In some London boroughs a third of children leaving primary school at the age of 11 are overweight or obese. We know overweight children are much more likely to become obese adults, so this major public health problem must be tackled early. The government’s child obesity public service agreement target aims to slow down this harmful trend.
The national child measurement programme weighs and measures children in reception (four to five years) and year six (10-11 years). Feedback to parents will become mandatory shortly, so schools, PCTs and others working with children need to understand the implications of healthy and unhealthy weight and how to deal with parents’ reactions to the information they receive.
Developing and delivering targeted interventions
London’s regional public health group commissioned the London teaching public health network to develop and deliver targeted interventions to address unhealthy weight in small children. A stocktake of PCTs showed they were at very different stages in developing plans to tackle childhood obesity as a public health issue. Some had already commissioned sophisticated intervention programmes, while others had not. None were aware of interventions suitable for children found to be overweight in reception classes.
Two rapid reviews of the literature that were commissioned to find out what might work demonstrated the dearth of published and unpublished evidence in this area.
We wanted to do two things:
- offer training to frontline workers to acquire the competencies needed when encountering children and their families for whom weight was considered a health risk;

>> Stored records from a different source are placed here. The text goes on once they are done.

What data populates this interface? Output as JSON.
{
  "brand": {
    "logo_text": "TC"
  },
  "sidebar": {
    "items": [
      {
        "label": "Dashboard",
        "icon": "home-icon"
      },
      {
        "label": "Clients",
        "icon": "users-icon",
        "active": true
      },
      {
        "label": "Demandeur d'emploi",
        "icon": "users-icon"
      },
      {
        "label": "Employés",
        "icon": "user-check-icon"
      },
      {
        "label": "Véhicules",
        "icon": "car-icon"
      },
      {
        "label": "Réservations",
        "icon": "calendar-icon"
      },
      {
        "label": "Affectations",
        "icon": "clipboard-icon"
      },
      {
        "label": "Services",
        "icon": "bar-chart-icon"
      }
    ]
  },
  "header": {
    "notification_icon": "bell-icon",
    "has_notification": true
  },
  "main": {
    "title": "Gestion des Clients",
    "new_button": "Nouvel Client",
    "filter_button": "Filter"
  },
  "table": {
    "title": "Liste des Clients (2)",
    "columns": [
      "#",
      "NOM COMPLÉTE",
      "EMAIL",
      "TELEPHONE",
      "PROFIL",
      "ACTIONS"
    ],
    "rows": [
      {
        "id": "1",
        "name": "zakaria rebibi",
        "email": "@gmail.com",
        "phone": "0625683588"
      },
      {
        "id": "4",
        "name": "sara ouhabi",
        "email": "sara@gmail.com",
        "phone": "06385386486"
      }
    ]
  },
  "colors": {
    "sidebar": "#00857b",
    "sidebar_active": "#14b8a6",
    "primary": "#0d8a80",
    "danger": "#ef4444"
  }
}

- develop and pilot a community intervention for families with children aged four to seven years at risk of unhealthy weight.
Training was addressed through a one-day brief intervention programme for anyone working with children or families. It aimed to enable those trained to raise the subject of healthy vs unhealthy weight and to signpost parents to appropriate local services or facilities.
In PCTs, we had discovered widespread recognition of the need for training diverse staff groups, from NHS, local government and the third sector.
Our expectation that some groups, particularly nursing and medical staff, would view themselves as already competent, was incorrect. So we ran two to four training days per PCT, with a mix of staff. While some knew more than others about specific aspects of child health and weight, none had comprehensive competencies to tackle the issue effectively and sensitively with families – for example, a nutritionist would enlighten the group with recipe ideas, but a teaching assistant could explain how to motivate six year olds to be physically active.
Many (including health professionals) had difficulty understanding BMI (body mass index) in children. While it is undesirable for everyone to be measuring children, we believe that people who work with children should be able to explain BMI to a parent who asks them, particularly given that this is the measure used for national child measurement programme feedback. We therefore commissioned a handy ‘wheel’ for indicating low, normal and overweight BMI in children, which has proven useful in the field.
To date, 561 people – from at least 88 different occupations across all sectors in 13 PCT areas - have completed brief intervention training. Responding to participants’ feedback, we put in place phone and email helplines to support anyone conducting brief intervention post-training. We also asked participants to complete a reflective log as part of their learning. 95 per cent of participants reported feeling confident to raise the topic of healthy weight following training.
Evaluation showed the added value of the learning to participants themselves, whose own newly raised awareness influenced them to make changes for the benefit of their own families.
Community intervention is targeted at families with children aged four to seven years. Using the sparse evidence available and an expert advisory group, we developed a four day training programme for prospective trainer. Criteria for undertaking the training were experience of work with families or children, CRB clearance and a commitment to use the training once completed, but there were no educational requirements. As with our brief intervention training, participants came from diverse occupational backgrounds.
Having trained 35 people in four London boroughs, we piloted CHALK (Creating Health for Active Local Kids) with 104 children and their families. CHALK consists of five 90 minute sessions.
Out of school programmes have a reputation for attracting the articulate middle classes, which would exacerbate health inequalities in child obesity. So, to reach families who might not normally engage with such initiatives, we offered flexibility in delivery - during the pilot, we ran CHALK as:
- after school activity
- daily over the half-term break
- on Saturdays
- at a mix of venues – including schools, mosques, community and leisure centres.
In partnership with the Healthy Living Alliance, families were recruited through local voluntary sector organisations, helping to build bridges between statutory and voluntary sectors.
CHALK was highly rated by children and parents, and by trainers keen to run it again. But will the changes apparent at the end of the programme stick long enough to improve the health of these families? We hope to follow a cohort to find out. Meanwhile, early outcomes are very promising – a cookery group was set up as a direct result of parents participating in CHALK in one venue, a recipe exchange scheme was started at another, parents shopped with their children for fruits and vegetables that they had first tasted at CHALK, families discovered their local park.
These new initiatives build local capacity to tackle an important public health issue and are cost effective. We are exploring the scope for further delivery of these programmes, now the funded project has ended.
But in the impending climate of NHS belt-tightening, we hope tackling childhood obesity will not be overlooked.
Fiona Sim and Raheelah Ahmad are based at the London teaching public health network, London School of Hygiene and Tropical Medicine.